* _What you need to do_: Return the records that follow unaltered. Omit every picture.

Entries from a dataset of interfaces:
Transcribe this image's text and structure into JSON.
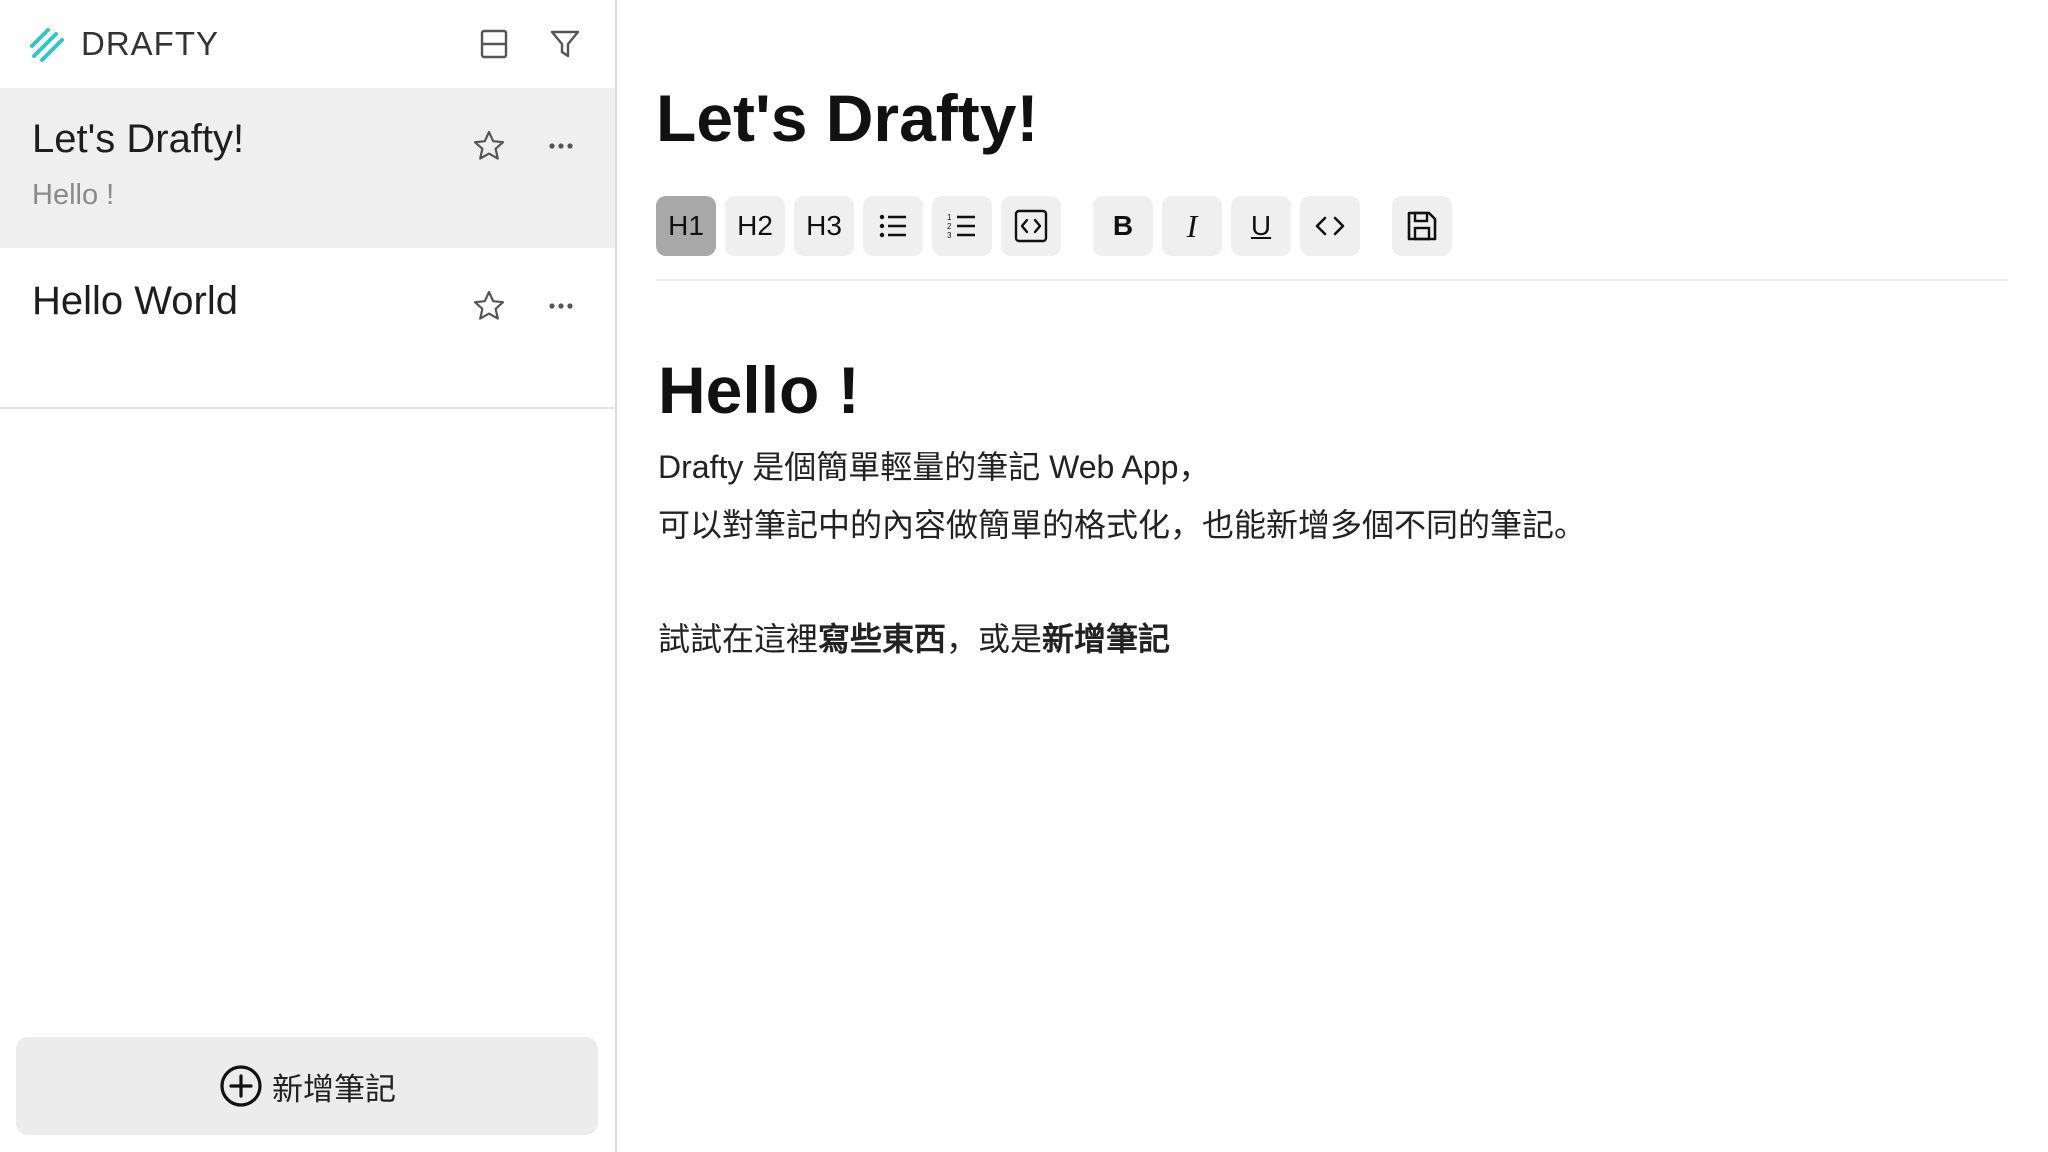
{
  "brand": {
    "name": "DRAFTY",
    "accent": "#2fc6c6"
  },
  "header_icons": [
    "layout-icon",
    "filter-icon"
  ],
  "notes": [
    {
      "title": "Let's Drafty!",
      "preview": "Hello !",
      "active": true
    },
    {
      "title": "Hello World",
      "preview": "",
      "active": false
    }
  ],
  "add_note_label": "新增筆記",
  "editor": {
    "title": "Let's Drafty!",
    "toolbar": {
      "h1": "H1",
      "h2": "H2",
      "h3": "H3",
      "bold": "B",
      "italic": "I",
      "underline": "U",
      "active": "H1"
    },
    "content": {
      "heading": "Hello !",
      "line1": "Drafty 是個簡單輕量的筆記 Web App，",
      "line2": "可以對筆記中的內容做簡單的格式化，也能新增多個不同的筆記。",
      "line3_a": "試試在這裡",
      "line3_b": "寫些東西",
      "line3_c": "，或是",
      "line3_d": "新增筆記"
    }
  }
}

* _Solution to the problem_:
Transcribe this image's text and structure into JSON.
{
  "brand": {
    "name": "DRAFTY",
    "accent": "#2fc6c6"
  },
  "header_icons": [
    "layout-icon",
    "filter-icon"
  ],
  "notes": [
    {
      "title": "Let's Drafty!",
      "preview": "Hello !",
      "active": true
    },
    {
      "title": "Hello World",
      "preview": "",
      "active": false
    }
  ],
  "add_note_label": "新增筆記",
  "editor": {
    "title": "Let's Drafty!",
    "toolbar": {
      "h1": "H1",
      "h2": "H2",
      "h3": "H3",
      "bold": "B",
      "italic": "I",
      "underline": "U",
      "active": "H1"
    },
    "content": {
      "heading": "Hello !",
      "line1": "Drafty 是個簡單輕量的筆記 Web App，",
      "line2": "可以對筆記中的內容做簡單的格式化，也能新增多個不同的筆記。",
      "line3_a": "試試在這裡",
      "line3_b": "寫些東西",
      "line3_c": "，或是",
      "line3_d": "新增筆記"
    }
  }
}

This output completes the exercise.